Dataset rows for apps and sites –

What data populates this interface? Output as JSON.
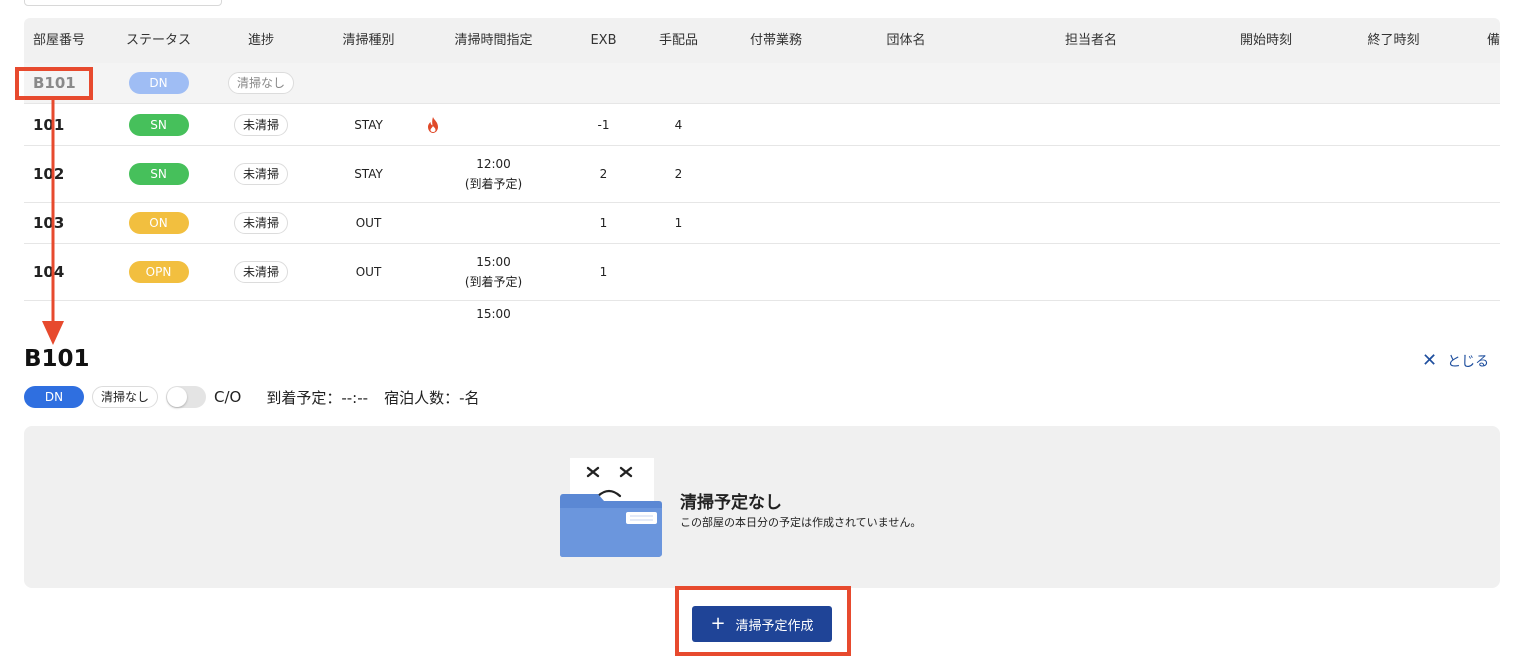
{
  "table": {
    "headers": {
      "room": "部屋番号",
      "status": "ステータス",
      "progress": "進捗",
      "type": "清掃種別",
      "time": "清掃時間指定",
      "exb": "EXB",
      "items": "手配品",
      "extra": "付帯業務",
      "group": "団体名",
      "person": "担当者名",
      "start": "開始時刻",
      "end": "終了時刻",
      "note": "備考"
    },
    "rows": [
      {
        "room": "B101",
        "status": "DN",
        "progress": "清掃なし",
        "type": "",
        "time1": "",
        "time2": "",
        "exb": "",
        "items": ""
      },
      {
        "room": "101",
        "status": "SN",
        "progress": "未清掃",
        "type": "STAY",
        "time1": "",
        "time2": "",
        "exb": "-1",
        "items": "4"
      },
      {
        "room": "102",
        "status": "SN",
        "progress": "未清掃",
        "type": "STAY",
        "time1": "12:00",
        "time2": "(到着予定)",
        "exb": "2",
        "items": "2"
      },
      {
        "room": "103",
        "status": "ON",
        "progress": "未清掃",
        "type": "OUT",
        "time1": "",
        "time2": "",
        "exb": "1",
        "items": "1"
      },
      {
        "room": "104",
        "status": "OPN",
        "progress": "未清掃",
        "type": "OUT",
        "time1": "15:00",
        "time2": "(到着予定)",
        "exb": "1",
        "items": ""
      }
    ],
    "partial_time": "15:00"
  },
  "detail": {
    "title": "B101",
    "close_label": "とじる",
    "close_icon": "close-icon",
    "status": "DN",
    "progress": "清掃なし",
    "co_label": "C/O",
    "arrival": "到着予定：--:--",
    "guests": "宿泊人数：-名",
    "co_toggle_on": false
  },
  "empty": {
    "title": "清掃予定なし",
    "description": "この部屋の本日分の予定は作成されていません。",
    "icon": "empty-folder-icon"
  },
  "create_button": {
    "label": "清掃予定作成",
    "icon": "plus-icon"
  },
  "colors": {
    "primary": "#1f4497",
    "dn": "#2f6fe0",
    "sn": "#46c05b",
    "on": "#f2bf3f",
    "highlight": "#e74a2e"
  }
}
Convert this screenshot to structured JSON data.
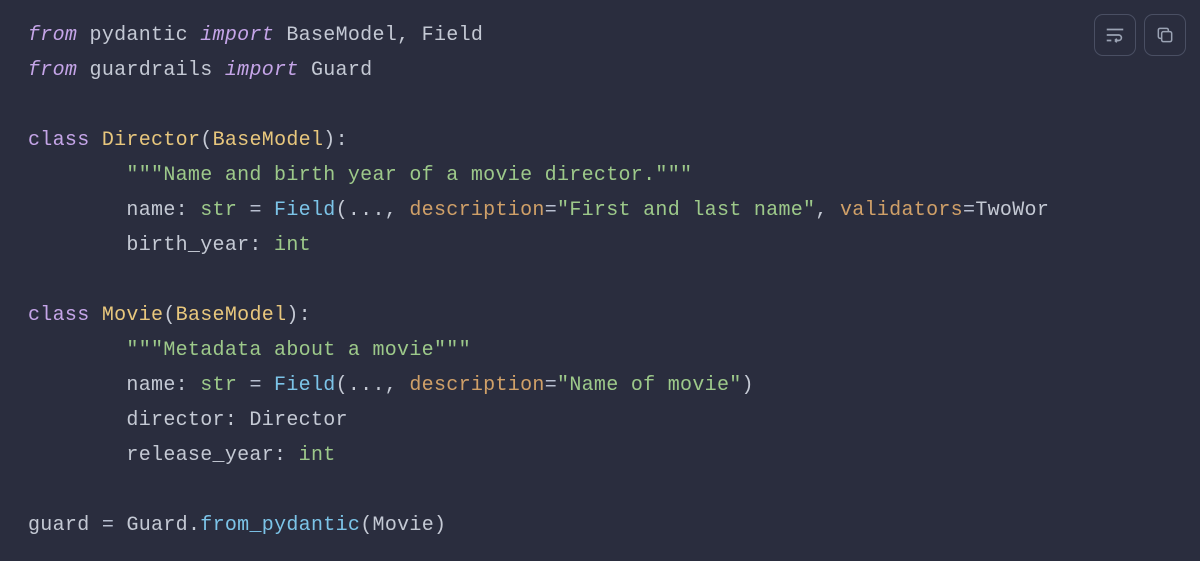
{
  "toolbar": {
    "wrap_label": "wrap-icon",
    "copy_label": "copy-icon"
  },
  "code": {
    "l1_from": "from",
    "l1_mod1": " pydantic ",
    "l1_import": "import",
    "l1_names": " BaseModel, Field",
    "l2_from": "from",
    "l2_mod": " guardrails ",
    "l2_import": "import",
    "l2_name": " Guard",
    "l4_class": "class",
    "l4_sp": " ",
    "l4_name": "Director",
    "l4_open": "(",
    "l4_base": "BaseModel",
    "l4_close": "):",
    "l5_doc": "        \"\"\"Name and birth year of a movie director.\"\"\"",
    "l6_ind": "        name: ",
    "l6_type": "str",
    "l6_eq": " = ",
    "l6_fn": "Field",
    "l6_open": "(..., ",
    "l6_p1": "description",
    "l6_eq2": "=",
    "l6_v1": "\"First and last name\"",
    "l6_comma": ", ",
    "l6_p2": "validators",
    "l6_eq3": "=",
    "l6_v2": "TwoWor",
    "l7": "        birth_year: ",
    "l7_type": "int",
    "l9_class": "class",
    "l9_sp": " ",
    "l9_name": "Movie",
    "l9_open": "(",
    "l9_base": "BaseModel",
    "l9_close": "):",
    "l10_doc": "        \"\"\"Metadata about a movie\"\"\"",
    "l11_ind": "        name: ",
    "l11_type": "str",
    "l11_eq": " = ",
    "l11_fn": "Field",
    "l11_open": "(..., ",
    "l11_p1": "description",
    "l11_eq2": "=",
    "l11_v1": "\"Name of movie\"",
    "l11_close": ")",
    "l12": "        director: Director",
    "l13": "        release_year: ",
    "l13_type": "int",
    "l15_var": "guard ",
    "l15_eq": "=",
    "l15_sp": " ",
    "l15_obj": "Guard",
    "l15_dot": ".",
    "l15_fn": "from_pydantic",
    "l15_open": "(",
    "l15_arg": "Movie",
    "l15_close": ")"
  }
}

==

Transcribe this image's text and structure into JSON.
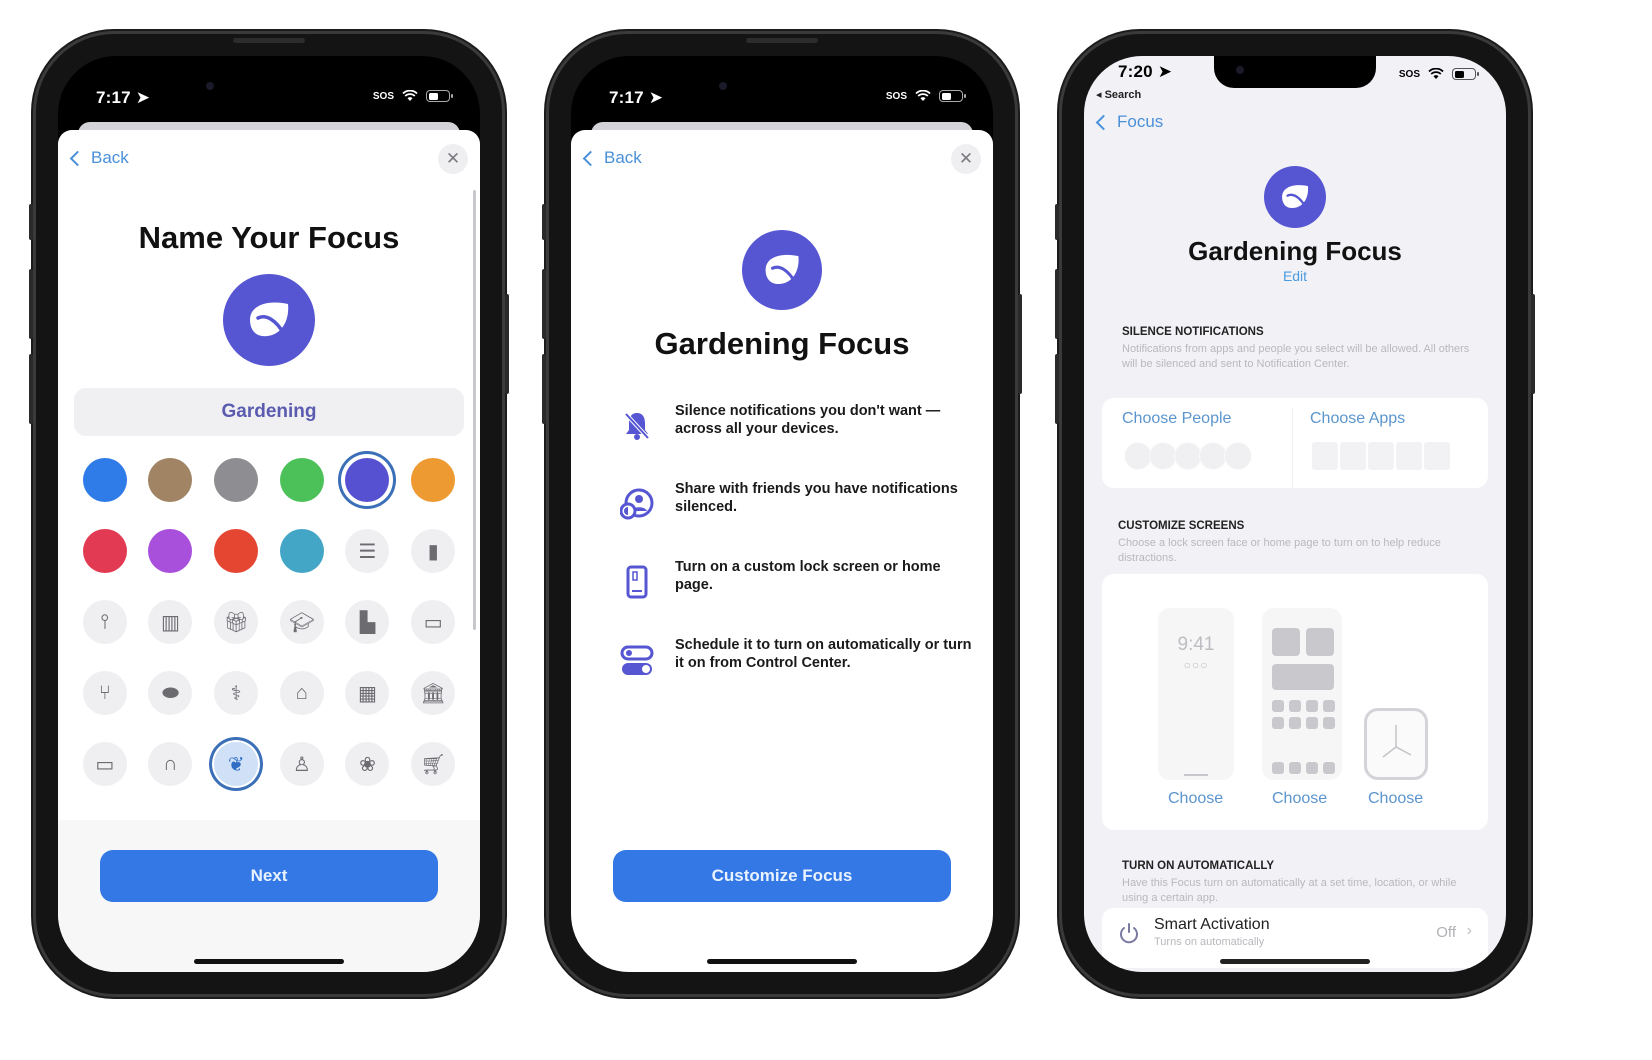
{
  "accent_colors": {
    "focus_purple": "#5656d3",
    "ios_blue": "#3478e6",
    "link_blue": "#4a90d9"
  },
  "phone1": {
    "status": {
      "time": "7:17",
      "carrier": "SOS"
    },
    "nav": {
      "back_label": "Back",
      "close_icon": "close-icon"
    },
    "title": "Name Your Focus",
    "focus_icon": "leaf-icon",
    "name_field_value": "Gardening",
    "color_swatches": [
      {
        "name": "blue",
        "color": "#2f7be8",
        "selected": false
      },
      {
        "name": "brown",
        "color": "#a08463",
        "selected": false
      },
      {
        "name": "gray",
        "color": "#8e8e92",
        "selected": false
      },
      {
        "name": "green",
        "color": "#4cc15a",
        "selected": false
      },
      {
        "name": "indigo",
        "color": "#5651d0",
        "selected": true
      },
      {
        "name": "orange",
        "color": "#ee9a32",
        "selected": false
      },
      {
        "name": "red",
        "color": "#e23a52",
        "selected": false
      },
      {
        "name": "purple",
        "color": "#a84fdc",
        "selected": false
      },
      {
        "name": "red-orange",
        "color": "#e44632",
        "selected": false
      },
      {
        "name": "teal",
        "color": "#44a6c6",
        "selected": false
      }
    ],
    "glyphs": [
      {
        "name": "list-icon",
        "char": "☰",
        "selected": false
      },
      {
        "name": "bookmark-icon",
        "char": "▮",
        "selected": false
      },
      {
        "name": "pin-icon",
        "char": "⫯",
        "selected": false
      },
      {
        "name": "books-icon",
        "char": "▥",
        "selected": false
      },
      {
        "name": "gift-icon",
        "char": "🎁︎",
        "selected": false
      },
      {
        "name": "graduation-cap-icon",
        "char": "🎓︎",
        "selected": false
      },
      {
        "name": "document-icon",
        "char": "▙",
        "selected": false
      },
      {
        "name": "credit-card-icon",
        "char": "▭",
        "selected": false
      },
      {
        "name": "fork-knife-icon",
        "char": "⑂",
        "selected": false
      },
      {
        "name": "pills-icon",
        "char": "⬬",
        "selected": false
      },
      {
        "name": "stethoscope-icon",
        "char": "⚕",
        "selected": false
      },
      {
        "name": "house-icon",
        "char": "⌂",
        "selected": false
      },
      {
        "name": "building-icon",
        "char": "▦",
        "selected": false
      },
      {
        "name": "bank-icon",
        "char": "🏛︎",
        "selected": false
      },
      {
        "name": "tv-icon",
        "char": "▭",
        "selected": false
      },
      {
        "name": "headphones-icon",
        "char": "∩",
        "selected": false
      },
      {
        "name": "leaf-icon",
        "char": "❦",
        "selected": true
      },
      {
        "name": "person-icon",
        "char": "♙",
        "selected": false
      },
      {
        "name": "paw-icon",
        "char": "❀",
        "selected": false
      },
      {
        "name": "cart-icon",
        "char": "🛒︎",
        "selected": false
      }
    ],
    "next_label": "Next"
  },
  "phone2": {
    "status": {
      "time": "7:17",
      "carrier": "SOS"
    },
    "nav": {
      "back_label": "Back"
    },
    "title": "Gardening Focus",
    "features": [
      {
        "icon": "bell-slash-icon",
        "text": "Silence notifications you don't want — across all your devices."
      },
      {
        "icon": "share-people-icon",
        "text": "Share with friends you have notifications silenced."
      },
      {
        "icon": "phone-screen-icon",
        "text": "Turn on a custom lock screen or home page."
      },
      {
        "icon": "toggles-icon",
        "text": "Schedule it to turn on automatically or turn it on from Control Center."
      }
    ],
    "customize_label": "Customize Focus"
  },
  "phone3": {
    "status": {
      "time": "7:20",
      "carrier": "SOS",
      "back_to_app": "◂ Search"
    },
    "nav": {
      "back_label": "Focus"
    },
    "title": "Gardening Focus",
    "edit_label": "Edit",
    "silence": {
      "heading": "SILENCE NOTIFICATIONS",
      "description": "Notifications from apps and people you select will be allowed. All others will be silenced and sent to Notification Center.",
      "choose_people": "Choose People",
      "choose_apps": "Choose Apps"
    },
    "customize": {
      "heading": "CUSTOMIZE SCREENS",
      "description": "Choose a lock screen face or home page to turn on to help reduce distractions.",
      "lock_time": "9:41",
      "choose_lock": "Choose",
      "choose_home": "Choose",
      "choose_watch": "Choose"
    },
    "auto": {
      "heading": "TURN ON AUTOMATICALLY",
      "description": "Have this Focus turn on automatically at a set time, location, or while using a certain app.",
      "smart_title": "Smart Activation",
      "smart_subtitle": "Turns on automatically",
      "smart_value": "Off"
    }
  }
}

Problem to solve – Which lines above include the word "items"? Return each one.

Solution –
      "items": "手配品",
        "items": ""
        "items": "4"
        "items": "2"
        "items": "1"
        "items": ""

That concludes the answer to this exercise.